    Topical Nina-hunters need to start searching for a ghost theme in some of the answers.

  3. Kathryn's Dad says:

    Thanks for blogging, RR. Found this one of the more straightforward Phi puzzles, with plenty to enjoy. I thought HALF-LIVES and EGGSHELL were particularly good today.

    It’s pointless me playing Hunt the Nina ‘cos we’ll still be here this time next Friday.

    Thanks to Phi and good weekend to all.

  4. sidey says:

    Playing hunt the nina would involve re-enabling Java [spit] and resolving the puzzle.

    eimi, any chance of asking the powers that be to get rid of the Java based software? It’s a real pain having to enable it for one site.

  5. eimi says:

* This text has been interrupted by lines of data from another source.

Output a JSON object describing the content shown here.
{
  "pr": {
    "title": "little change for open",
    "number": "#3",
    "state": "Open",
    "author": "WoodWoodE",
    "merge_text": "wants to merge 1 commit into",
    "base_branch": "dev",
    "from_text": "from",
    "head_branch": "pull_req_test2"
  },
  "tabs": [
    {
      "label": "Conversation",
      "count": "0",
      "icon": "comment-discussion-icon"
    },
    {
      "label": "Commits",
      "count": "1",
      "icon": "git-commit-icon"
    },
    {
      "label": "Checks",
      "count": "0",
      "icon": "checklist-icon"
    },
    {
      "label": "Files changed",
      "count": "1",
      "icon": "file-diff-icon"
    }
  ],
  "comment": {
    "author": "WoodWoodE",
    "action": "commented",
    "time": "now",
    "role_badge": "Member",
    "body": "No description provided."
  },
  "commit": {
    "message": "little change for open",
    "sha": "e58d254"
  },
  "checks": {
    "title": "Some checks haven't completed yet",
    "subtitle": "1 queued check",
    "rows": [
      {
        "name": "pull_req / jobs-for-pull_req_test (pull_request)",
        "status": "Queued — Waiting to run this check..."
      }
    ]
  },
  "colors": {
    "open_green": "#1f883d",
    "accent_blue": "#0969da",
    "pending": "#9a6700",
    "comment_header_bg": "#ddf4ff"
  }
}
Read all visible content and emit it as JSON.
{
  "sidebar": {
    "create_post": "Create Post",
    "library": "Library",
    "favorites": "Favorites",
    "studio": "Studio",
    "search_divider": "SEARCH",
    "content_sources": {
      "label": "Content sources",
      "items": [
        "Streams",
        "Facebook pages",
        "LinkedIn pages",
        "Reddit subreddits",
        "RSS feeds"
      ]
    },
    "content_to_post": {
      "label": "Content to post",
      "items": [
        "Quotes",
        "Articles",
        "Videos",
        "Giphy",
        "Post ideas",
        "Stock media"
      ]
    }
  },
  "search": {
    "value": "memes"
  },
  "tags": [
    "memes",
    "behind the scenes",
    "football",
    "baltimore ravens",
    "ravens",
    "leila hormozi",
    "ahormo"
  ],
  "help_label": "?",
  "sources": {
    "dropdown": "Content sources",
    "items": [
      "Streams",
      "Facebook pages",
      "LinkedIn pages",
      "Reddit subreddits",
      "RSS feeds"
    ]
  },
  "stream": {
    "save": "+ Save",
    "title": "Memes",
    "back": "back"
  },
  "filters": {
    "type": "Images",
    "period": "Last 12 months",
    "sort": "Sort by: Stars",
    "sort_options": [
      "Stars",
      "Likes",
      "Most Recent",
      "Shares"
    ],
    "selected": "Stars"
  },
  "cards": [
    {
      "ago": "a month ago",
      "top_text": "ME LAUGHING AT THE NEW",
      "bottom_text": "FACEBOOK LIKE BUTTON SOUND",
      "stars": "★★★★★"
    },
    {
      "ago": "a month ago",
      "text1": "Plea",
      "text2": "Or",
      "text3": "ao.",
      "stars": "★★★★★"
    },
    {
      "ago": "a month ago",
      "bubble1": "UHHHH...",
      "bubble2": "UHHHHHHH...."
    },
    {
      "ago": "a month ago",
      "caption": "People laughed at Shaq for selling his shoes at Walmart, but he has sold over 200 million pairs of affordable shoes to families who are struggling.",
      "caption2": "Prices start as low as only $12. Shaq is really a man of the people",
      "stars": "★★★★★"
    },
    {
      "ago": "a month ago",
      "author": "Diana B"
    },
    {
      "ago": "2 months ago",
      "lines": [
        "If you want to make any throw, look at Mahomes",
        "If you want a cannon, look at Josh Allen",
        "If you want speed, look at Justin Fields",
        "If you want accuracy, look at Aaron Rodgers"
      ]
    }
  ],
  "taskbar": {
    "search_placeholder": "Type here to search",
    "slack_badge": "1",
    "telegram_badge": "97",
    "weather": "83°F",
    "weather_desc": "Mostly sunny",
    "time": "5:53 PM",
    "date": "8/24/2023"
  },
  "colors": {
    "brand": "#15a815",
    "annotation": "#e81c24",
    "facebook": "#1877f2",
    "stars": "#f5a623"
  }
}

    The Nina is a ghost theme in some of the solutions, not the grid. I wouldn’t have spotted it if it hadn’t been pointed out, but I haven’t read the book anyway.

  6. Phi says:

    Nor had much chance to see the film in th UK, at least. Though still more chance than we’ve had in NZ – I knew the brothers Warner were dead, but I didn’t realise they still controlled release dates in the new global environment.

    One should recall that, thanks to ectoplasm, ghosts look cloudy.

  7. Bertandjoyce says:

    Could it be connected to Cloud Atlas by any chance?

  8. flashling says:

    Must admit theme has gone completely over my head, completed quickly without it anyway, thanks RR and Phi. Hope someone will explain later.

  9. RatkojaRiku says:

    Thanks to sidey for explaining the reference to “prison” in 28 – famous or not, I had certainly never heard of it. Surely Phi could have said US prison, to point us in the right direction??

    And like many of those who have commented above, the Nina is still a complete mystery to me …

  10. Bertandjoyce says:

    Cloud Atlas is a novel by David Mitchell which has just been released as a film starring Tom Hanks. So far we have found – Frobisher, Cavendish, Zachary (although it is Zachry in the novel), Orison, Ewing, Half-lives and there is an Imax version apparently of the film!

    Well done Phi! We all solved the puzzle without needing to know anything about the book or film and then we had another puzzle afterwards!

Leave a Reply

Don't forget to scroll down to the Captcha before you click 'Submit Comment'

XHTML: You can use these tags: <a href="" title=""> <abbr title=""> <acronym title=""> <b> <blockquote cite=""> <cite> <code> <del datetime=""> <em> <i> <q cite=""> <s> <strike> <strong>

− 1 = six